RM: Darlington Nagbe – 8. Nagbe has been very good so far for Atlanta, the change of scenery clearly agreeing with him. He spent most of the game drifting right in support of Julian Gressel, although his goal came from the left. The goal was, in my opinion, correctly called off and I think Darlington knew it.
RWB: Julian Gressel – 8. Julian continues to make an incredibly strong case to remain a starter. This week he led the team in touches (80) and passes (62), and neither was even close. No goal or assist this week, but he is a very consistent threat to produce.
FWD: Miguel Almiron – 9. Assisted on McCann’s goal and generally bossed the field all evening. Miggy constantly had two or three defenders trailing him – literally trailing him, as if they were children following the Pied Piper. About the only way NYCFC stopped him was by fouling. He led all players in the game with 5 shots.

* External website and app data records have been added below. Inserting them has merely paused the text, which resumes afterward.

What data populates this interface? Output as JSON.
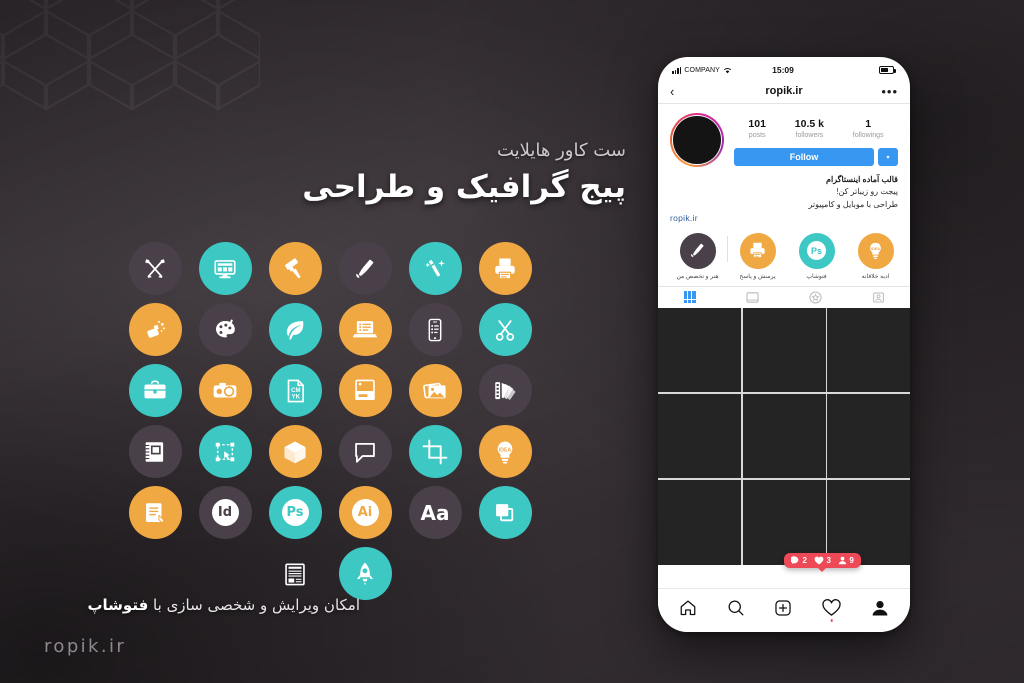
{
  "background": {
    "hex_color": "#3a3338",
    "accent_teal": "#3dc8c3",
    "accent_orange": "#f0a843",
    "accent_dark": "#494049"
  },
  "headline": {
    "subtitle": "ست کاور هایلایت",
    "title": "پیج گرافیک و طراحی"
  },
  "caption": {
    "text_before": "امکان ویرایش و شخصی سازی با ",
    "text_bold": "فتوشاپ"
  },
  "watermark": {
    "text": "ropik.ir"
  },
  "icon_grid": {
    "rows": [
      [
        {
          "name": "pencil-ruler-icon",
          "color": "dark"
        },
        {
          "name": "desktop-webdesign-icon",
          "color": "teal"
        },
        {
          "name": "paint-roller-icon",
          "color": "orange"
        },
        {
          "name": "paintbrush-icon",
          "color": "dark"
        },
        {
          "name": "magic-wand-icon",
          "color": "teal"
        },
        {
          "name": "printer-icon",
          "color": "orange"
        }
      ],
      [
        {
          "name": "spray-paint-icon",
          "color": "orange"
        },
        {
          "name": "palette-icon",
          "color": "dark"
        },
        {
          "name": "leaf-icon",
          "color": "teal"
        },
        {
          "name": "laptop-list-icon",
          "color": "orange"
        },
        {
          "name": "mobile-phone-icon",
          "color": "dark"
        },
        {
          "name": "scissors-icon",
          "color": "teal"
        }
      ],
      [
        {
          "name": "briefcase-icon",
          "color": "teal"
        },
        {
          "name": "camera-icon",
          "color": "orange"
        },
        {
          "name": "cmyk-file-icon",
          "color": "teal"
        },
        {
          "name": "business-card-icon",
          "color": "orange"
        },
        {
          "name": "photos-stack-icon",
          "color": "orange"
        },
        {
          "name": "color-swatch-fan-icon",
          "color": "dark"
        }
      ],
      [
        {
          "name": "notebook-icon",
          "color": "dark"
        },
        {
          "name": "vector-nodes-icon",
          "color": "teal"
        },
        {
          "name": "3d-box-icon",
          "color": "orange"
        },
        {
          "name": "speech-bubble-icon",
          "color": "dark"
        },
        {
          "name": "crop-tool-icon",
          "color": "teal"
        },
        {
          "name": "idea-lightbulb-icon",
          "color": "orange"
        }
      ],
      [
        {
          "name": "document-edit-icon",
          "color": "orange"
        },
        {
          "name": "indesign-id-icon",
          "color": "dark",
          "glyph": "Id"
        },
        {
          "name": "photoshop-ps-icon",
          "color": "teal",
          "glyph": "Ps"
        },
        {
          "name": "illustrator-ai-icon",
          "color": "orange",
          "glyph": "Ai"
        },
        {
          "name": "typography-aa-icon",
          "color": "dark",
          "glyph": "Aa"
        },
        {
          "name": "layers-squares-icon",
          "color": "teal"
        }
      ],
      [
        {
          "name": "empty-slot",
          "color": "none"
        },
        {
          "name": "empty-slot",
          "color": "none"
        },
        {
          "name": "newspaper-icon",
          "color": "none"
        },
        {
          "name": "rocket-launch-icon",
          "color": "teal"
        },
        {
          "name": "empty-slot",
          "color": "none"
        },
        {
          "name": "empty-slot",
          "color": "none"
        }
      ]
    ]
  },
  "phone": {
    "status_bar": {
      "carrier": "COMPANY",
      "time": "15:09"
    },
    "nav": {
      "title": "ropik.ir",
      "back_icon": "‹",
      "more_icon": "•••"
    },
    "profile": {
      "stats": [
        {
          "number": "101",
          "label": "posts"
        },
        {
          "number": "10.5 k",
          "label": "followers"
        },
        {
          "number": "1",
          "label": "followings"
        }
      ],
      "follow_button": "Follow",
      "follow_caret": "▾"
    },
    "bio": {
      "line1": "قالب آماده اینستاگرام",
      "line2": "پیجت رو زیباتر کن!",
      "line3": "طراحی با موبایل و کامپیوتر",
      "link": "ropik.ir"
    },
    "highlights": [
      {
        "label": "هنر و تخصص من",
        "icon": "paintbrush-icon",
        "color": "dark"
      },
      {
        "label": "پرسش و پاسخ",
        "icon": "printer-icon",
        "color": "orange"
      },
      {
        "label": "فتوشاپ",
        "icon": "photoshop-ps-icon",
        "color": "teal",
        "glyph": "Ps"
      },
      {
        "label": "ادیه خلاقانه",
        "icon": "idea-lightbulb-icon",
        "color": "orange"
      },
      {
        "label": "",
        "icon": "partial-highlight-icon",
        "color": "teal"
      }
    ],
    "tabs": [
      {
        "name": "grid-tab",
        "active": true
      },
      {
        "name": "reels-tab",
        "active": false
      },
      {
        "name": "saved-star-tab",
        "active": false
      },
      {
        "name": "tagged-tab",
        "active": false
      }
    ],
    "posts_count": 9,
    "notification": {
      "comments": "2",
      "likes": "3",
      "followers": "9"
    },
    "bottom_nav": [
      "home-icon",
      "search-icon",
      "add-post-icon",
      "activity-heart-icon",
      "profile-icon"
    ]
  }
}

FWD: Josef Martinez – 5. This may have been Josef’s worst game for Atlanta. Whether the hand was bothering him or something else was out of sorts, he was not his usual self. The offside obstruction of Sean Johnson was a pretty boneheaded move and he didn’t do much better the rest of the game. Amazingly, of Atlanta’s 15 shots, he contributed none of them.
SUB: Ezequiel Barco – 7. Replaced Kratz in the 70th minute to great cheering and proceeded to produce a pretty good performance. Some disagree with this view, I know, but the combination of rust and the ill-advised formation change to 3-4-3 as he came in have to be considered. After the shift back to 3-5-2 he looked fine.
COACH: Tata Martino – 7. Only one sub all game and the aforementioned formation shift are the only question marks over a well-coached game. And there is evident respect between Tata and Vieira, as there certainly should be.
CR: Allen Chapman – 8. I don’t often comment on the refereeing in these posts, but Chapman proved why he is the MLS referee of the year. He didn’t get much wrong, and unfortunately his two key decisions against Atlanta (the penalty and the called-off goal) were absolutely spot on.